The migrant community in the UAE makes up some 80% of the population, most of whom have very few rights as such and those [that they have] are very poorly monitored, or easily got around - with the help of [sometimes] vulnerable non-Emiratis. However while there are movements for political reform in all Gulf countries including the UAE this permanent population-in-flux is not included in those fights for citizenship and potential constitutional rights as political subjects. One aim here is to help make such a migrant subject thinkable on a global scale.
This is the point at which individuals, who are often working in "conditions of forced labour" according to Human Rights Watch, because of coercive and illicit recruitment fees equivalent to some two years of earnings [and which incur extortionate and hugely inflated interest rates] for construction workers, link to broader locations, narratives and collectives in a globalised economy. In November 2012 PriceWaterhouseCooper, appointed by Abu Dhabi's TDIC despite compromising links in the Gulf and Gulf Labor's alternative suggestions, reported that 75% of construction workers on Saadiyat had paid recruitment fees and other costs. The response from TDIC has been to demand receipts (!) and to sack even PriceWaterhouseCooper at the end of that year…
The average income in Abu Dhabi is about $30,000 while the average income for migrant construction workers is less than 10% of that. In Qatar, the average income is over $70,000.
The Louvre Abu Dhabi has gotten underway with workers trapped by these recruitment fees, many of them - 40% according to PriceWaterhouseCooper, despite an "obligation" on contractors to house employees there - not living in the official accommodation provided on Saadiyat. The official accommodation is a metal-walled camp for up to 40,000 men, almost all of whom originate from South Asia. The Louvre Abu Dhabi is happy to pay these labouring men about $2500-3000 a year and watch others being deported for pleading for a few hundred dollars more per year to eat properly, while itself receiving $17,500,000 a year for 30 years from Abu Dhabi for the use of the 'Louvre' brand alone. The total package is worth well over a billion dollars and includes various sweeteners built in and around Paris for the French government too.
UAE is a signatory to International Labour Organisation conventions but has not implemented laws on the right to organise and collectively bargain or form a union. There is a minimum wage on the books but it has not come in to law. Both of these would enable these often basely exploited people to address their situation fairly and with dignity as well as to transform their experience into one of meaningful sacrifice. Meanwhile, if a worker on Saadiyat wants to lodge a complaint, which is a legal right, he has to get it in writing and hand-deliver it either to Dubai or another spot in Abu Dhabi notably distant from the camp which even in Abu Dhabi is officially classified as "remote". He can only do that on a day off and on that day off, Friday, these ministry buildings are closed…
|Poster launching Gulf Labor 52 Weeks...|
at 2013 Venice Biennale

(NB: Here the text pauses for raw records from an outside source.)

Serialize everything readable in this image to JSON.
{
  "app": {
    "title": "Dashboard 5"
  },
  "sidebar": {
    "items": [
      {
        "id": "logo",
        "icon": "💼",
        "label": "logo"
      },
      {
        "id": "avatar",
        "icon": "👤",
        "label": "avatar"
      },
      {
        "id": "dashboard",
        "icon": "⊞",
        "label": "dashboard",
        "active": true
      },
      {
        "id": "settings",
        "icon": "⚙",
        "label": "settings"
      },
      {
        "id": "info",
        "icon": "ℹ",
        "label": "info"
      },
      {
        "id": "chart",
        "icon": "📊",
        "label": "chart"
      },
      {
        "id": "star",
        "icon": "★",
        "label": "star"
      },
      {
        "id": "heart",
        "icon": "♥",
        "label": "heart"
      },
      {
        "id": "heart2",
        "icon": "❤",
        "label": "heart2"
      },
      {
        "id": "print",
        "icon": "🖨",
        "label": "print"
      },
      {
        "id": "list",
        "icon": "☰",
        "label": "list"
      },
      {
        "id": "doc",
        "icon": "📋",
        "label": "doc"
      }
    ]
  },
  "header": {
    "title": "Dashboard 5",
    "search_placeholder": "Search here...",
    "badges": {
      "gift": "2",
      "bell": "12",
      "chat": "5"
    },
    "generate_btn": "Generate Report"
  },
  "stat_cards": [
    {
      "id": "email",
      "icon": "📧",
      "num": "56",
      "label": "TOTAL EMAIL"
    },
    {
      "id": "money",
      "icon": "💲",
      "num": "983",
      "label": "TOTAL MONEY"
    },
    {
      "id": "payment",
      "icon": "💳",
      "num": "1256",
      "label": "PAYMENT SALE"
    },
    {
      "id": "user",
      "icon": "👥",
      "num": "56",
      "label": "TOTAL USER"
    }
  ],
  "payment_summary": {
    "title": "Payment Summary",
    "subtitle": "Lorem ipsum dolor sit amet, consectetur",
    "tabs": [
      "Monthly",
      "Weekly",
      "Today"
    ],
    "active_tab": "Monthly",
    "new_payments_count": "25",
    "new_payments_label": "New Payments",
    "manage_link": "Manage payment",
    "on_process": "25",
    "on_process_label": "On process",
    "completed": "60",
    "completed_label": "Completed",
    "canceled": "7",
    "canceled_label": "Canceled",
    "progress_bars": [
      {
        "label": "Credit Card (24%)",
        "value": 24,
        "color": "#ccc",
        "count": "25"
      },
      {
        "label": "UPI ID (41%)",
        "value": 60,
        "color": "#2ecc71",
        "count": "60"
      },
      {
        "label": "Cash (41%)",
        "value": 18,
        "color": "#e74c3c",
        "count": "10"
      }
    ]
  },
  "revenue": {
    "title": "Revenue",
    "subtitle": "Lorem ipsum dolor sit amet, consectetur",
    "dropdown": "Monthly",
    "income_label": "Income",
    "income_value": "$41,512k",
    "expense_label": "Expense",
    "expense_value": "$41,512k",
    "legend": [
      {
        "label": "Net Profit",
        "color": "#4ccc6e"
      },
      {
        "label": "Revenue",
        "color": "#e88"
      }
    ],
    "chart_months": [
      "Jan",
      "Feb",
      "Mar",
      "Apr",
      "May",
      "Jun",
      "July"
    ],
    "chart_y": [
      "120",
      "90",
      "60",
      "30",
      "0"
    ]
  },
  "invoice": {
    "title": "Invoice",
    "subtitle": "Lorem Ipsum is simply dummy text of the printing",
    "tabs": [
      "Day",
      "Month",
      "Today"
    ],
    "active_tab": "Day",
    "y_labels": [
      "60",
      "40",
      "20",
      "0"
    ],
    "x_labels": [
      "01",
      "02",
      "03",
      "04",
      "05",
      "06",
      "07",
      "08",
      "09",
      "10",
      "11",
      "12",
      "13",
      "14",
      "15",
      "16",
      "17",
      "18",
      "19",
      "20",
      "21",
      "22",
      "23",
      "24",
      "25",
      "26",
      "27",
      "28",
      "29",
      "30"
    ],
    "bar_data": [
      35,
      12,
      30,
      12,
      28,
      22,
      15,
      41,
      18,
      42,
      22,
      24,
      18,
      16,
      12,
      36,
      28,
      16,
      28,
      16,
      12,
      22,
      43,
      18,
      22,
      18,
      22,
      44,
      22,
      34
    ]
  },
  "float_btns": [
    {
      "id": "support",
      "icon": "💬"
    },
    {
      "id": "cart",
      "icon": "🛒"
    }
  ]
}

Gulf Labor is intent on raising standards and extending aspirations. Richard Armstrong, Director of the Guggenheim Foundation has described the Gehry-designed Museum he wants to build on these foundations as a "beacon" of cultural exchange: brightly-lit meaninglessness. Instead, Gulf Labor is intent on turning that light into the dark corners of this enterprise to remind the world and the UAE of the hopes, dreams and legitimate expectations of the human beings whose lives are being defined by their experience today.
The Guggenheim Abu Dhabi, like the Louvre Abu Dhabi, is presently on course to memorialise "conditions of forced labour". There is time, occasion and opportunity to change that. The UAE is trying to achieve something very remarkable, very fast but doing it like this undermines otherwise laudable ambitions and legitimate aspirations.